But somewhat understated amongst all the frantic mix of planes, banners, the manager’s future and the respective contract rumoues of Alexis Sanchez and Mesut Ozil is the situation of Alex Oxlade Chamberlain.
Like Sanchez and Özil and others at the club, the ‘Ox’s’ contract runs out next year. Reports are that he is unhappy at either not yet being offered a new contract or the details of the offer, depending on who you believe, and is looking to leave the club this summer.
Perhaps this is not unsurprising, Oxlade-Chamberlain has been at Arsenal nearly six years and this month was still being described by Arsene Wenger as “a very promising player”. Promising after six years at the club would seem to suggest something has gone wrong with his development at Arsenal.
This is a player who burst on to the scene with Southampton at a tender age of 17, making such an impact during the 2010/11 season that Arsenal snapped him up for an initial fee of around £12 million.
Yet despite the hype surrounding his transfer, Oxlade-Chamberlain’s beginnings at his new home were a rather subdued affair.
It took almost two seasons for him to play as many minutes in the Arsenal first team as he had for his former club at that point; there is logic to this though.
The step up from League One to the Premier League at seventeen years old is huge, even for a player with the obvious skill set of Oxlade-Chamberlain.
The process of bedding in to Wenger’s – and by proxy the club’s – style, as well as established players ahead of him would all suggest that at the time ‘the Ox’ was seen as a player for the future.
Naturally at this stage of his career the majority of his appearances were as substitute or being substituted. In his first two seasons at Arsenal he completed 90 minutes on only five occasions in 59 appearances.
A more curious aspect of the first two seasons is the number of different positions that Oxlade-Chamberlain played in those appearances – attacking midfielder, central midfielder, left wing, left midfield, right wing, right midfield and even right back.
It wasn’t until December 2012 that he played in six consecutive games in the same position. How much more difficult is it for a young player to develop – and ultimately assimilate – when being asked to play 60 minutes in one position, 20 minutes another in the next match, and so.
In what should have been a breakthrough season 2013/14 was arguably a write off, missing much of the season through injury, though there was time to add defensive midfield position to his repertoire – this time against Coventry in the FA Cup.

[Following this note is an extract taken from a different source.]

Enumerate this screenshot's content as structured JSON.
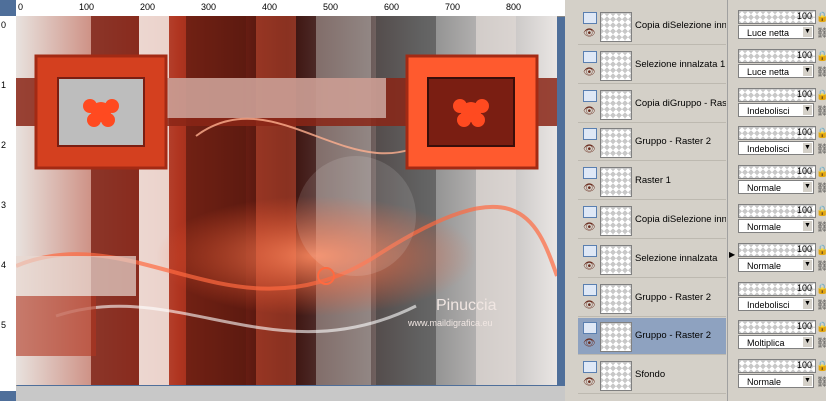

The following season looked as if Oxlade-Chamberlain might finally establish himself in the team where after being mainly used as a substitute early on; from September 2014 to January 2015 he completed 90 minutes in 12 matches primarily on the right wing.

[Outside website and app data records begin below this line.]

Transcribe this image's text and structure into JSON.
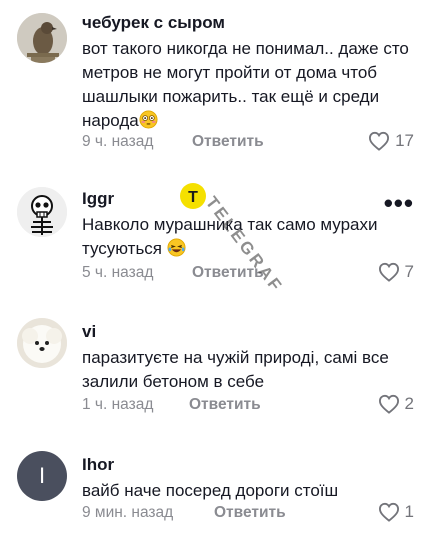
{
  "comments": [
    {
      "username": "чебурек с сыром",
      "text": "вот такого никогда не понимал.. даже сто метров не могут пройти от дома чтоб шашлыки пожарить.. так ещё и среди народа",
      "emoji": "flushed-face",
      "time": "9 ч. назад",
      "reply_label": "Ответить",
      "likes": "17",
      "avatar": "bird-avatar"
    },
    {
      "username": "Iggr",
      "text": "Навколо мурашника так само мурахи тусуються",
      "emoji": "laughing-face",
      "time": "5 ч. назад",
      "reply_label": "Ответить",
      "likes": "7",
      "avatar": "skeleton-avatar",
      "more": "•••"
    },
    {
      "username": "vi",
      "text": "паразитуєте на чужій природі, самі все залили бетоном в себе",
      "time": "1 ч. назад",
      "reply_label": "Ответить",
      "likes": "2",
      "avatar": "dog-avatar"
    },
    {
      "username": "Ihor",
      "text": "вайб наче посеред дороги стоїш",
      "time": "9 мин. назад",
      "reply_label": "Ответить",
      "likes": "1",
      "avatar": "letter-avatar",
      "avatar_letter": "I"
    }
  ],
  "watermark": "TELEGRAF",
  "colors": {
    "text": "#161823",
    "meta": "#8a8b91",
    "letter_avatar_bg": "#4a4f5e",
    "watermark_badge": "#f5e000"
  }
}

Just as it looked as he might establish himself, injuries struck again and he would only make four more appearances that season.

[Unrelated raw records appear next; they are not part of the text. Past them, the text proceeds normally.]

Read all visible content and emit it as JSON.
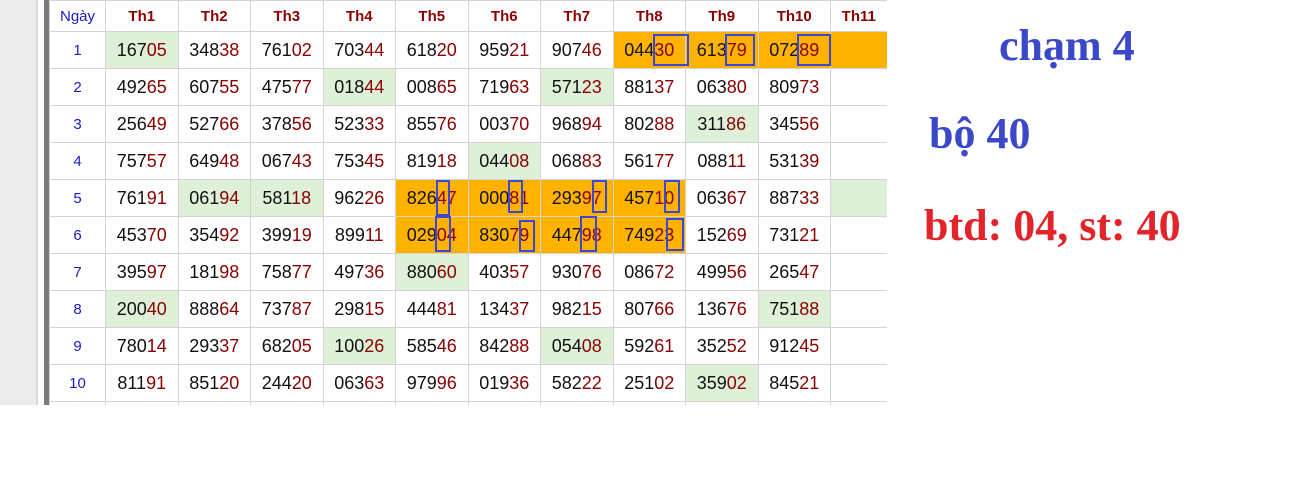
{
  "table": {
    "columns": [
      "Ngày",
      "Th1",
      "Th2",
      "Th3",
      "Th4",
      "Th5",
      "Th6",
      "Th7",
      "Th8",
      "Th9",
      "Th10",
      "Th11"
    ],
    "rows": [
      {
        "day": "1",
        "cells": [
          [
            "167",
            "05"
          ],
          [
            "348",
            "38"
          ],
          [
            "761",
            "02"
          ],
          [
            "703",
            "44"
          ],
          [
            "618",
            "20"
          ],
          [
            "959",
            "21"
          ],
          [
            "907",
            "46"
          ],
          [
            "044",
            "30"
          ],
          [
            "613",
            "79"
          ],
          [
            "072",
            "89"
          ],
          [
            "",
            ""
          ]
        ]
      },
      {
        "day": "2",
        "cells": [
          [
            "492",
            "65"
          ],
          [
            "607",
            "55"
          ],
          [
            "475",
            "77"
          ],
          [
            "018",
            "44"
          ],
          [
            "008",
            "65"
          ],
          [
            "719",
            "63"
          ],
          [
            "571",
            "23"
          ],
          [
            "881",
            "37"
          ],
          [
            "063",
            "80"
          ],
          [
            "809",
            "73"
          ],
          [
            "",
            ""
          ]
        ]
      },
      {
        "day": "3",
        "cells": [
          [
            "256",
            "49"
          ],
          [
            "527",
            "66"
          ],
          [
            "378",
            "56"
          ],
          [
            "523",
            "33"
          ],
          [
            "855",
            "76"
          ],
          [
            "003",
            "70"
          ],
          [
            "968",
            "94"
          ],
          [
            "802",
            "88"
          ],
          [
            "311",
            "86"
          ],
          [
            "345",
            "56"
          ],
          [
            "",
            ""
          ]
        ]
      },
      {
        "day": "4",
        "cells": [
          [
            "757",
            "57"
          ],
          [
            "649",
            "48"
          ],
          [
            "067",
            "43"
          ],
          [
            "753",
            "45"
          ],
          [
            "819",
            "18"
          ],
          [
            "044",
            "08"
          ],
          [
            "068",
            "83"
          ],
          [
            "561",
            "77"
          ],
          [
            "088",
            "11"
          ],
          [
            "531",
            "39"
          ],
          [
            "",
            ""
          ]
        ]
      },
      {
        "day": "5",
        "cells": [
          [
            "761",
            "91"
          ],
          [
            "061",
            "94"
          ],
          [
            "581",
            "18"
          ],
          [
            "962",
            "26"
          ],
          [
            "826",
            "47"
          ],
          [
            "000",
            "81"
          ],
          [
            "293",
            "97"
          ],
          [
            "457",
            "10"
          ],
          [
            "063",
            "67"
          ],
          [
            "887",
            "33"
          ],
          [
            "",
            ""
          ]
        ]
      },
      {
        "day": "6",
        "cells": [
          [
            "453",
            "70"
          ],
          [
            "354",
            "92"
          ],
          [
            "399",
            "19"
          ],
          [
            "899",
            "11"
          ],
          [
            "029",
            "04"
          ],
          [
            "830",
            "79"
          ],
          [
            "447",
            "98"
          ],
          [
            "749",
            "23"
          ],
          [
            "152",
            "69"
          ],
          [
            "731",
            "21"
          ],
          [
            "",
            ""
          ]
        ]
      },
      {
        "day": "7",
        "cells": [
          [
            "395",
            "97"
          ],
          [
            "181",
            "98"
          ],
          [
            "758",
            "77"
          ],
          [
            "497",
            "36"
          ],
          [
            "880",
            "60"
          ],
          [
            "403",
            "57"
          ],
          [
            "930",
            "76"
          ],
          [
            "086",
            "72"
          ],
          [
            "499",
            "56"
          ],
          [
            "265",
            "47"
          ],
          [
            "",
            ""
          ]
        ]
      },
      {
        "day": "8",
        "cells": [
          [
            "200",
            "40"
          ],
          [
            "888",
            "64"
          ],
          [
            "737",
            "87"
          ],
          [
            "298",
            "15"
          ],
          [
            "444",
            "81"
          ],
          [
            "134",
            "37"
          ],
          [
            "982",
            "15"
          ],
          [
            "807",
            "66"
          ],
          [
            "136",
            "76"
          ],
          [
            "751",
            "88"
          ],
          [
            "",
            ""
          ]
        ]
      },
      {
        "day": "9",
        "cells": [
          [
            "780",
            "14"
          ],
          [
            "293",
            "37"
          ],
          [
            "682",
            "05"
          ],
          [
            "100",
            "26"
          ],
          [
            "585",
            "46"
          ],
          [
            "842",
            "88"
          ],
          [
            "054",
            "08"
          ],
          [
            "592",
            "61"
          ],
          [
            "352",
            "52"
          ],
          [
            "912",
            "45"
          ],
          [
            "",
            ""
          ]
        ]
      },
      {
        "day": "10",
        "cells": [
          [
            "811",
            "91"
          ],
          [
            "851",
            "20"
          ],
          [
            "244",
            "20"
          ],
          [
            "063",
            "63"
          ],
          [
            "979",
            "96"
          ],
          [
            "019",
            "36"
          ],
          [
            "582",
            "22"
          ],
          [
            "251",
            "02"
          ],
          [
            "359",
            "02"
          ],
          [
            "845",
            "21"
          ],
          [
            "",
            ""
          ]
        ]
      }
    ],
    "green_cells": [
      [
        0,
        0
      ],
      [
        1,
        3
      ],
      [
        1,
        6
      ],
      [
        2,
        8
      ],
      [
        3,
        5
      ],
      [
        4,
        1
      ],
      [
        4,
        2
      ],
      [
        4,
        10
      ],
      [
        6,
        4
      ],
      [
        7,
        0
      ],
      [
        7,
        9
      ],
      [
        8,
        3
      ],
      [
        8,
        6
      ],
      [
        9,
        8
      ]
    ],
    "orange_cells": [
      [
        0,
        7
      ],
      [
        0,
        8
      ],
      [
        0,
        9
      ],
      [
        0,
        10
      ],
      [
        4,
        4
      ],
      [
        4,
        5
      ],
      [
        4,
        6
      ],
      [
        4,
        7
      ],
      [
        5,
        4
      ],
      [
        5,
        5
      ],
      [
        5,
        6
      ],
      [
        5,
        7
      ]
    ],
    "colors": {
      "green": "#dff0d8",
      "orange": "#ffb300",
      "box": "#3b48d6",
      "tail": "#8b0000",
      "header": "#8b0000",
      "day": "#1a1ac8"
    }
  },
  "notes": {
    "line1": "chạm 4",
    "line2": "bộ 40",
    "line3": "btd: 04, st: 40",
    "color_blue": "#3b48c9",
    "color_red": "#e3242b"
  }
}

Last season again injuries were prevalent, disrupting his season each time it was getting going. The season was restricted to 33 appearances in all competitions – but only around half of that in actual playing time.
This season, Oxlade-Chamberlain has so far stayed injury free but has still only completed 90 minutes on five occasions.
Again as previous he has been played in a variety of positions, recently but not exclusively in the centre of midfield. Unluckily perhaps for the player, this has come when the furore surrounding his manager has reached crescendo levels and the team’s performances as a whole have dropped.
Finally free of injuries, at times he has appeared a frustrated and disconsolate figure.
Throughout his six years at Arsenal Wenger appears to have used Oxlade-Chamberlain as a jack of all trades, being shoehorned by his manager in to whatever position has been needed rather than ever given the opportunity to nail down a particular slot.
It can be said that a good player can adapt and play in numerous positions, but surely first the player has to establish themselves in their most natural position – to allow them to develop into that role before assimilating other positions.
It appears that this 23-year-old has never had that opportunity.
Wenger sets great store in loyalty and his comment at the same time of calling the Ox promising was to state his disappointment in the Ox’s reported unhappiness due to the club’s loyalty to the player during his injuries.
Every coin has a flip side and whilst Oxlade-Chamberlain has been unlucky with injuries, the one club where this is not surprising is Arsenal.
The injury record of players at Arsenal is poor enough for serious questions to be asked, as it has been so often, whether the training and physio programmes at the club contribute to the length of time players, including Oxlade-Chamberlain spend on the sidelines.
Ultimately, a player who showed so much promise in 2010/2011 with Southampton is still being described as promising by a manager who appears to have never decided what exactly his player’s best position is.
The Ox has had poor runs of form but when you are in and out of the team, frequently in different positions, how easy is it to gain momentum, match the team’s rhythm and ultimately gain consistency and form?
At 23 and with 25 international caps to his name, Oxlade-Chamberlain has a bright future, but arguably not under Wenger.
A move to play under a manager who is prepared to trust him with consistent game time and allow him to make a position his own might be what the Ox needs.
There should be plenty of takers.